Pauls Valley, OK, Pauls Valley Democrat

June 3, 2013

A lot of rewards for school counselor

Barry Porterfield
Pauls Valley Democrat

bporterfield@pvdemocrat.com — There were a number of longtime educators in Pauls Valley who decided this past school year would be their last, instead choosing to call it a career and head off into retirement.

One person making that move was Mary Johnson.

Johnson has for the last several years worked as a counselor for students at Pauls Valley High School.

She’s also been right there in a PV classroom as a teacher and back in her school days as a student.

With this recently ended school year being her last, Johnson couldn’t help but think about how special it’s been working with all those students over the years as they attended PVHS and prepared for life after graduation.

“It’s a big deal graduating from high school,” Johnson said. “Basically they’re turning into adults. They’re starting to make more decisions for themselves.

“It’s rewarding for me to see they really are becoming mature adults and really are thinking of their future.”

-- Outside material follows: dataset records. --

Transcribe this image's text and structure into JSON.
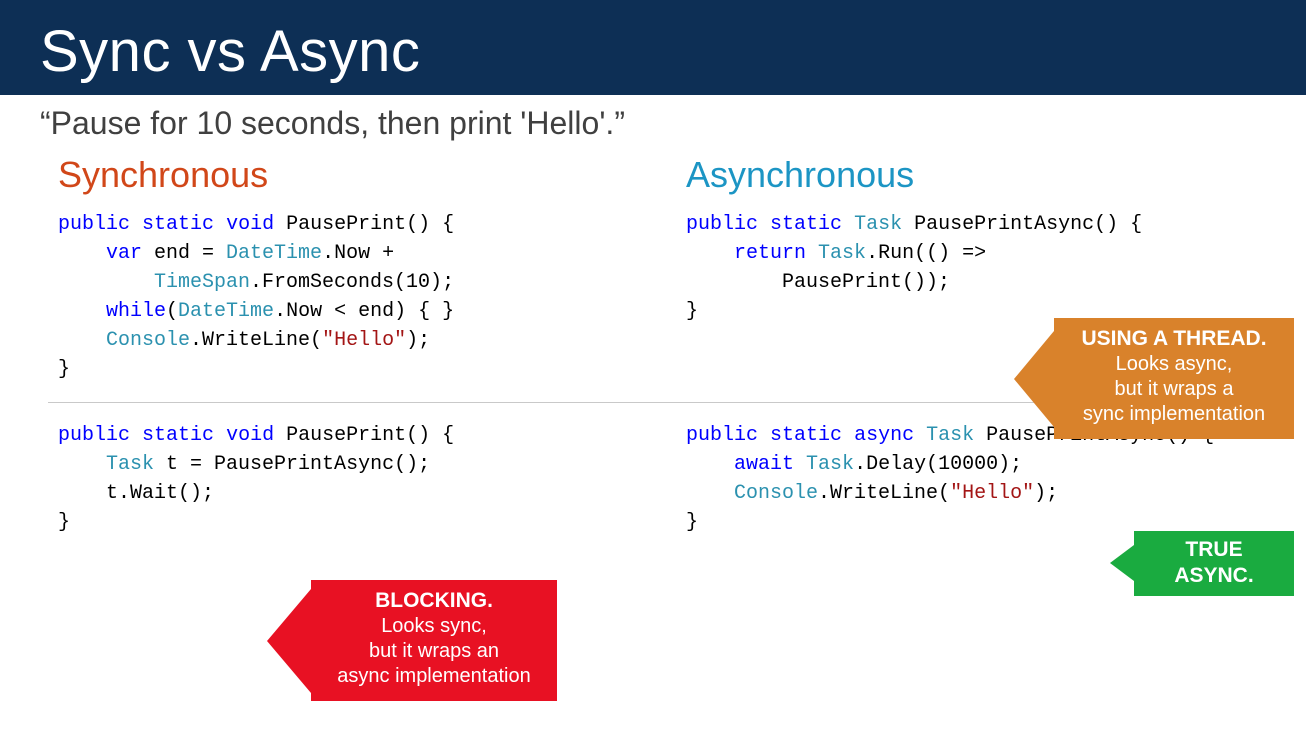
{
  "title": "Sync vs Async",
  "subtitle": "“Pause for 10 seconds, then print 'Hello'.”",
  "columns": {
    "sync_heading": "Synchronous",
    "async_heading": "Asynchronous"
  },
  "code": {
    "sync_top": {
      "l1a": "public",
      "l1b": "static",
      "l1c": "void",
      "l1d": " PausePrint() {",
      "l2a": "var",
      "l2b": " end = ",
      "l2c": "DateTime",
      "l2d": ".Now +",
      "l3a": "TimeSpan",
      "l3b": ".FromSeconds(10);",
      "l4a": "while",
      "l4b": "(",
      "l4c": "DateTime",
      "l4d": ".Now < end) { }",
      "l5a": "Console",
      "l5b": ".WriteLine(",
      "l5c": "\"Hello\"",
      "l5d": ");",
      "l6": "}"
    },
    "async_top": {
      "l1a": "public",
      "l1b": "static",
      "l1c": "Task",
      "l1d": " PausePrintAsync() {",
      "l2a": "return",
      "l2b": "Task",
      "l2c": ".Run(() =>",
      "l3": "PausePrint());",
      "l4": "}"
    },
    "sync_bottom": {
      "l1a": "public",
      "l1b": "static",
      "l1c": "void",
      "l1d": " PausePrint() {",
      "l2a": "Task",
      "l2b": " t = PausePrintAsync();",
      "l3": "t.Wait();",
      "l4": "}"
    },
    "async_bottom": {
      "l1a": "public",
      "l1b": "static",
      "l1c": "async",
      "l1d": "Task",
      "l1e": " PausePrintAsync() {",
      "l2a": "await",
      "l2b": "Task",
      "l2c": ".Delay(10000);",
      "l3a": "Console",
      "l3b": ".WriteLine(",
      "l3c": "\"Hello\"",
      "l3d": ");",
      "l4": "}"
    }
  },
  "callouts": {
    "orange_title": "USING A THREAD.",
    "orange_l1": "Looks async,",
    "orange_l2": "but it wraps a",
    "orange_l3": "sync implementation",
    "red_title": "BLOCKING.",
    "red_l1": "Looks sync,",
    "red_l2": "but it wraps an",
    "red_l3": "async implementation",
    "green_title": "TRUE ASYNC."
  }
}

Johnson knows Pauls Valley well. She and her family moved here when she was about third grade. She later graduated from PVHS in 1965. Then it was a degree in vocational home economics from OSU in Stillwater.

Marriage and kids later combined to lead Mary’s path.

Throughout that period she started her studies toward a master’s degree at Colorado State University, and while in Tahlequah she got going with a master’s program in counseling.

At one point she earned her certification in elementary education and finished her graduate program for counseling.

Her return to Pauls Valley came about when her husband Floyd was hired here as the wrestling coach and science teacher.

Mary then spent three years teaching first and second grades at the nearby Whitebead School. For the next five years she taught home economic in PV.

Then it was a 15-year stretch as a stay-at-home mom taking care of three children. As her kids started getting older Mary decided to return to the classroom

“The kids didn’t need me at home anymore so I went back to teaching,” Mary said.

She started out teaching Social Studies and serving as the tennis coach.

Her start as a counselor came next at the local early learning center. She spent a year there before being reassigned to the high school. That came for the 1999-2000 school year.

“Most of what I do is vocational and college career counseling,” Johnson said.

“A lot of people have a misconception about what a counselor does. It’s not about psychology or me being a psychologist. I do deal with some of the personal issues of the students, but my goal is to get them to graduate and be productive citizens in society.

“I encourage them to take things further down the road,” she said, adding college or post high school vocational programs are usually the main focus.

“There are so many opportunities out there for them. Opening their eyes and making them aware of those opportunities — that’s what I do.”

She adds high school graduates can continue their studies in a vocational or career tech programs for free until they’re 21 years old.

“The more education they have the better. I try to prepare them to make decisions for their future. The better informed they are the better choices they can make.”

With retirement Mary wants to spend more time with her three grandchildren, all under 2 years old with one living in PV. Also traveling, maybe even a trip to China, might be in her future.